2.  I will not blame myself for gardening failures. Oftentimes, Mother Nature is not our friend when it comes to gardening. Or life gets in the way. We do not want you to despair! Simply try again and learn from experience. Your garden, and your gardening friends, are both extremely forgiving.
3. I will not be afraid to ask questions. How else can you learn? Take advantage of the experience of your neighbor, your aunt, the garden center employee or the local extension agent. If they are like typical garden fanatics, they will appreciate your interest and be flattered that you want to learn from them. And learn you will! Click here for a long list of website and blogs that you can use as resources.

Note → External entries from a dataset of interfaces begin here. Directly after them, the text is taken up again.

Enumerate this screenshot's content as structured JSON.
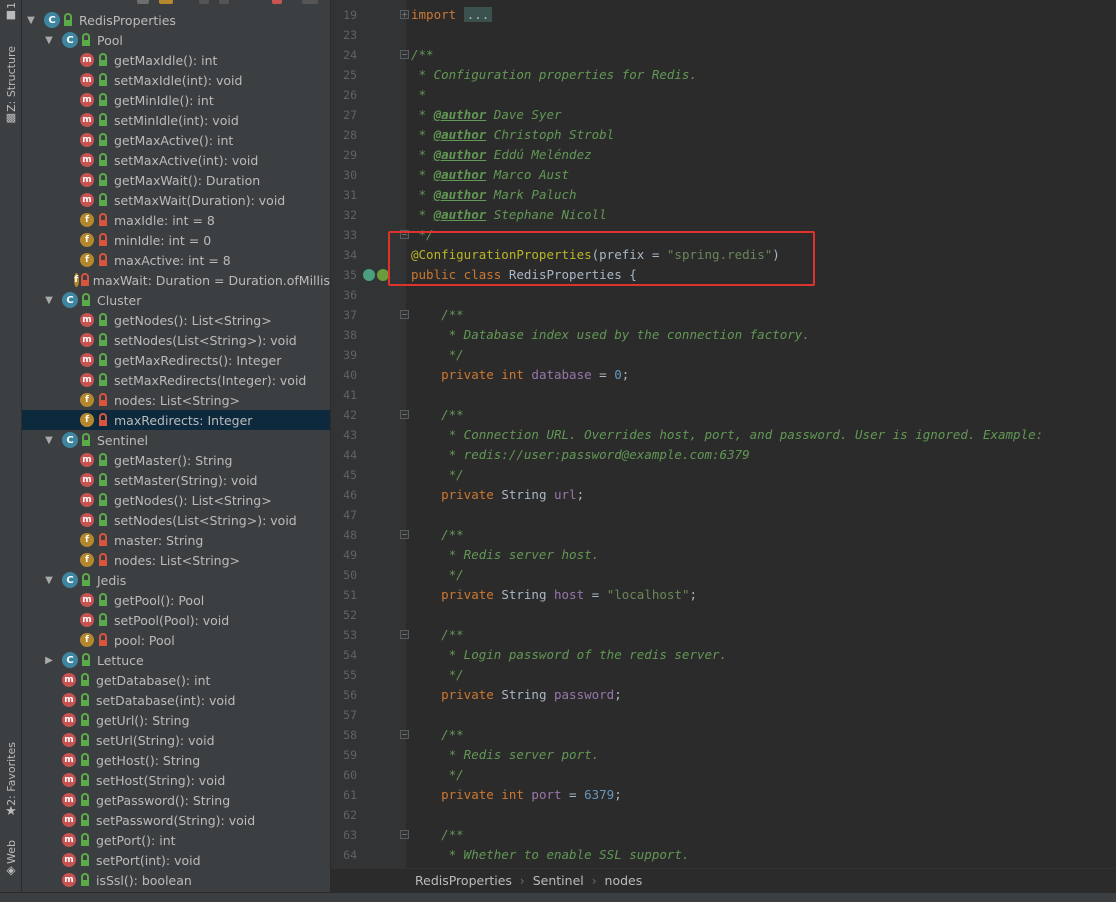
{
  "tool_strip": {
    "top_tab": "1",
    "structure_tab": "Z: Structure",
    "favorites_tab": "2: Favorites",
    "web_tab": "Web"
  },
  "structure": {
    "rows": [
      {
        "indent": 0,
        "arrow": "expanded",
        "kind": "class",
        "label": "RedisProperties"
      },
      {
        "indent": 1,
        "arrow": "expanded",
        "kind": "class",
        "label": "Pool"
      },
      {
        "indent": 2,
        "arrow": "none",
        "kind": "method",
        "access": "public",
        "label": "getMaxIdle(): int"
      },
      {
        "indent": 2,
        "arrow": "none",
        "kind": "method",
        "access": "public",
        "label": "setMaxIdle(int): void"
      },
      {
        "indent": 2,
        "arrow": "none",
        "kind": "method",
        "access": "public",
        "label": "getMinIdle(): int"
      },
      {
        "indent": 2,
        "arrow": "none",
        "kind": "method",
        "access": "public",
        "label": "setMinIdle(int): void"
      },
      {
        "indent": 2,
        "arrow": "none",
        "kind": "method",
        "access": "public",
        "label": "getMaxActive(): int"
      },
      {
        "indent": 2,
        "arrow": "none",
        "kind": "method",
        "access": "public",
        "label": "setMaxActive(int): void"
      },
      {
        "indent": 2,
        "arrow": "none",
        "kind": "method",
        "access": "public",
        "label": "getMaxWait(): Duration"
      },
      {
        "indent": 2,
        "arrow": "none",
        "kind": "method",
        "access": "public",
        "label": "setMaxWait(Duration): void"
      },
      {
        "indent": 2,
        "arrow": "none",
        "kind": "field",
        "access": "private",
        "label": "maxIdle: int = 8"
      },
      {
        "indent": 2,
        "arrow": "none",
        "kind": "field",
        "access": "private",
        "label": "minIdle: int = 0"
      },
      {
        "indent": 2,
        "arrow": "none",
        "kind": "field",
        "access": "private",
        "label": "maxActive: int = 8"
      },
      {
        "indent": 2,
        "arrow": "none",
        "kind": "field",
        "access": "private",
        "label": "maxWait: Duration = Duration.ofMillis"
      },
      {
        "indent": 1,
        "arrow": "expanded",
        "kind": "class",
        "label": "Cluster"
      },
      {
        "indent": 2,
        "arrow": "none",
        "kind": "method",
        "access": "public",
        "label": "getNodes(): List<String>"
      },
      {
        "indent": 2,
        "arrow": "none",
        "kind": "method",
        "access": "public",
        "label": "setNodes(List<String>): void"
      },
      {
        "indent": 2,
        "arrow": "none",
        "kind": "method",
        "access": "public",
        "label": "getMaxRedirects(): Integer"
      },
      {
        "indent": 2,
        "arrow": "none",
        "kind": "method",
        "access": "public",
        "label": "setMaxRedirects(Integer): void"
      },
      {
        "indent": 2,
        "arrow": "none",
        "kind": "field",
        "access": "private",
        "label": "nodes: List<String>"
      },
      {
        "indent": 2,
        "arrow": "none",
        "kind": "field",
        "access": "private",
        "label": "maxRedirects: Integer",
        "selected": true
      },
      {
        "indent": 1,
        "arrow": "expanded",
        "kind": "class",
        "label": "Sentinel"
      },
      {
        "indent": 2,
        "arrow": "none",
        "kind": "method",
        "access": "public",
        "label": "getMaster(): String"
      },
      {
        "indent": 2,
        "arrow": "none",
        "kind": "method",
        "access": "public",
        "label": "setMaster(String): void"
      },
      {
        "indent": 2,
        "arrow": "none",
        "kind": "method",
        "access": "public",
        "label": "getNodes(): List<String>"
      },
      {
        "indent": 2,
        "arrow": "none",
        "kind": "method",
        "access": "public",
        "label": "setNodes(List<String>): void"
      },
      {
        "indent": 2,
        "arrow": "none",
        "kind": "field",
        "access": "private",
        "label": "master: String"
      },
      {
        "indent": 2,
        "arrow": "none",
        "kind": "field",
        "access": "private",
        "label": "nodes: List<String>"
      },
      {
        "indent": 1,
        "arrow": "expanded",
        "kind": "class",
        "label": "Jedis"
      },
      {
        "indent": 2,
        "arrow": "none",
        "kind": "method",
        "access": "public",
        "label": "getPool(): Pool"
      },
      {
        "indent": 2,
        "arrow": "none",
        "kind": "method",
        "access": "public",
        "label": "setPool(Pool): void"
      },
      {
        "indent": 2,
        "arrow": "none",
        "kind": "field",
        "access": "private",
        "label": "pool: Pool"
      },
      {
        "indent": 1,
        "arrow": "collapsed",
        "kind": "class",
        "label": "Lettuce"
      },
      {
        "indent": 1,
        "arrow": "none",
        "kind": "method",
        "access": "public",
        "label": "getDatabase(): int"
      },
      {
        "indent": 1,
        "arrow": "none",
        "kind": "method",
        "access": "public",
        "label": "setDatabase(int): void"
      },
      {
        "indent": 1,
        "arrow": "none",
        "kind": "method",
        "access": "public",
        "label": "getUrl(): String"
      },
      {
        "indent": 1,
        "arrow": "none",
        "kind": "method",
        "access": "public",
        "label": "setUrl(String): void"
      },
      {
        "indent": 1,
        "arrow": "none",
        "kind": "method",
        "access": "public",
        "label": "getHost(): String"
      },
      {
        "indent": 1,
        "arrow": "none",
        "kind": "method",
        "access": "public",
        "label": "setHost(String): void"
      },
      {
        "indent": 1,
        "arrow": "none",
        "kind": "method",
        "access": "public",
        "label": "getPassword(): String"
      },
      {
        "indent": 1,
        "arrow": "none",
        "kind": "method",
        "access": "public",
        "label": "setPassword(String): void"
      },
      {
        "indent": 1,
        "arrow": "none",
        "kind": "method",
        "access": "public",
        "label": "getPort(): int"
      },
      {
        "indent": 1,
        "arrow": "none",
        "kind": "method",
        "access": "public",
        "label": "setPort(int): void"
      },
      {
        "indent": 1,
        "arrow": "none",
        "kind": "method",
        "access": "public",
        "label": "isSsl(): boolean"
      }
    ]
  },
  "editor": {
    "lines": [
      {
        "num": "19",
        "fold": "plus",
        "tokens": [
          [
            "kw",
            "import "
          ],
          [
            "chip",
            "..."
          ]
        ]
      },
      {
        "num": "23",
        "tokens": []
      },
      {
        "num": "24",
        "fold": "minus",
        "tokens": [
          [
            "cm",
            "/**"
          ]
        ]
      },
      {
        "num": "25",
        "tokens": [
          [
            "cm",
            " * Configuration properties for Redis."
          ]
        ]
      },
      {
        "num": "26",
        "tokens": [
          [
            "cm",
            " *"
          ]
        ]
      },
      {
        "num": "27",
        "tokens": [
          [
            "cm",
            " * "
          ],
          [
            "tag",
            "@author"
          ],
          [
            "cm",
            " Dave Syer"
          ]
        ]
      },
      {
        "num": "28",
        "tokens": [
          [
            "cm",
            " * "
          ],
          [
            "tag",
            "@author"
          ],
          [
            "cm",
            " Christoph Strobl"
          ]
        ]
      },
      {
        "num": "29",
        "tokens": [
          [
            "cm",
            " * "
          ],
          [
            "tag",
            "@author"
          ],
          [
            "cm",
            " Eddú Meléndez"
          ]
        ]
      },
      {
        "num": "30",
        "tokens": [
          [
            "cm",
            " * "
          ],
          [
            "tag",
            "@author"
          ],
          [
            "cm",
            " Marco Aust"
          ]
        ]
      },
      {
        "num": "31",
        "tokens": [
          [
            "cm",
            " * "
          ],
          [
            "tag",
            "@author"
          ],
          [
            "cm",
            " Mark Paluch"
          ]
        ]
      },
      {
        "num": "32",
        "tokens": [
          [
            "cm",
            " * "
          ],
          [
            "tag",
            "@author"
          ],
          [
            "cm",
            " Stephane Nicoll"
          ]
        ]
      },
      {
        "num": "33",
        "fold": "minus",
        "tokens": [
          [
            "cm",
            " */"
          ]
        ]
      },
      {
        "num": "34",
        "tokens": [
          [
            "ann",
            "@ConfigurationProperties"
          ],
          [
            "plain",
            "(prefix = "
          ],
          [
            "str",
            "\"spring.redis\""
          ],
          [
            "plain",
            ")"
          ]
        ]
      },
      {
        "num": "35",
        "gutter_icons": true,
        "tokens": [
          [
            "kw",
            "public class "
          ],
          [
            "plain",
            "RedisProperties {"
          ]
        ]
      },
      {
        "num": "36",
        "tokens": []
      },
      {
        "num": "37",
        "fold": "minus",
        "tokens": [
          [
            "cm",
            "    /**"
          ]
        ]
      },
      {
        "num": "38",
        "tokens": [
          [
            "cm",
            "     * Database index used by the connection factory."
          ]
        ]
      },
      {
        "num": "39",
        "tokens": [
          [
            "cm",
            "     */"
          ]
        ]
      },
      {
        "num": "40",
        "tokens": [
          [
            "kw",
            "    private int "
          ],
          [
            "fld",
            "database"
          ],
          [
            "plain",
            " = "
          ],
          [
            "num",
            "0"
          ],
          [
            "plain",
            ";"
          ]
        ]
      },
      {
        "num": "41",
        "tokens": []
      },
      {
        "num": "42",
        "fold": "minus",
        "tokens": [
          [
            "cm",
            "    /**"
          ]
        ]
      },
      {
        "num": "43",
        "tokens": [
          [
            "cm",
            "     * Connection URL. Overrides host, port, and password. User is ignored. Example:"
          ]
        ]
      },
      {
        "num": "44",
        "tokens": [
          [
            "cm",
            "     * redis://user:password@example.com:6379"
          ]
        ]
      },
      {
        "num": "45",
        "tokens": [
          [
            "cm",
            "     */"
          ]
        ]
      },
      {
        "num": "46",
        "tokens": [
          [
            "kw",
            "    private "
          ],
          [
            "plain",
            "String "
          ],
          [
            "fld",
            "url"
          ],
          [
            "plain",
            ";"
          ]
        ]
      },
      {
        "num": "47",
        "tokens": []
      },
      {
        "num": "48",
        "fold": "minus",
        "tokens": [
          [
            "cm",
            "    /**"
          ]
        ]
      },
      {
        "num": "49",
        "tokens": [
          [
            "cm",
            "     * Redis server host."
          ]
        ]
      },
      {
        "num": "50",
        "tokens": [
          [
            "cm",
            "     */"
          ]
        ]
      },
      {
        "num": "51",
        "tokens": [
          [
            "kw",
            "    private "
          ],
          [
            "plain",
            "String "
          ],
          [
            "fld",
            "host"
          ],
          [
            "plain",
            " = "
          ],
          [
            "str",
            "\"localhost\""
          ],
          [
            "plain",
            ";"
          ]
        ]
      },
      {
        "num": "52",
        "tokens": []
      },
      {
        "num": "53",
        "fold": "minus",
        "tokens": [
          [
            "cm",
            "    /**"
          ]
        ]
      },
      {
        "num": "54",
        "tokens": [
          [
            "cm",
            "     * Login password of the redis server."
          ]
        ]
      },
      {
        "num": "55",
        "tokens": [
          [
            "cm",
            "     */"
          ]
        ]
      },
      {
        "num": "56",
        "tokens": [
          [
            "kw",
            "    private "
          ],
          [
            "plain",
            "String "
          ],
          [
            "fld",
            "password"
          ],
          [
            "plain",
            ";"
          ]
        ]
      },
      {
        "num": "57",
        "tokens": []
      },
      {
        "num": "58",
        "fold": "minus",
        "tokens": [
          [
            "cm",
            "    /**"
          ]
        ]
      },
      {
        "num": "59",
        "tokens": [
          [
            "cm",
            "     * Redis server port."
          ]
        ]
      },
      {
        "num": "60",
        "tokens": [
          [
            "cm",
            "     */"
          ]
        ]
      },
      {
        "num": "61",
        "tokens": [
          [
            "kw",
            "    private int "
          ],
          [
            "fld",
            "port"
          ],
          [
            "plain",
            " = "
          ],
          [
            "num",
            "6379"
          ],
          [
            "plain",
            ";"
          ]
        ]
      },
      {
        "num": "62",
        "tokens": []
      },
      {
        "num": "63",
        "fold": "minus",
        "tokens": [
          [
            "cm",
            "    /**"
          ]
        ]
      },
      {
        "num": "64",
        "tokens": [
          [
            "cm",
            "     * Whether to enable SSL support."
          ]
        ]
      }
    ]
  },
  "breadcrumb": {
    "items": [
      "RedisProperties",
      "Sentinel",
      "nodes"
    ]
  },
  "colors": {
    "highlight_box": "#e0322c",
    "selection": "#0d293e"
  }
}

4. I will share my passion. We have all seen the studies that show many of today’s gardeners got their start by learning from someone else, usually a parent or grandparent. Can you be that mentor? Will you be the reason your son or daughter serves homegrown vegetables to your grandchildren? Can you be the reason your neighbor plants window boxes for the first time?
5. I will try something new. This is kind of a no-brainer, right? Have you ever met a gardener who didn’t want the newest of the new, for bragging rights if nothing else? But what about really new…like a new growing style or completely new crop of vegetables. Cruise around our NGB member’s websites (a selection of some are below) and we guarantee you’ll find something irresistible that’s out of your usual comfort zone. Look to the AAS Winners for trialed and tested varieties or try a few of the new varieties from our member below!
Johnny's Selected Seed
Territorial Seed Company
Select Seeds 2016 new variety
Brett & Becky's 2016 Bulbs
Park Seed
Bonnie Plants Organic Fertlizer
Looking for all the best in Gardening Products?

Check out What’s New at our Updated 2016 NGB Member Garden Products List HERE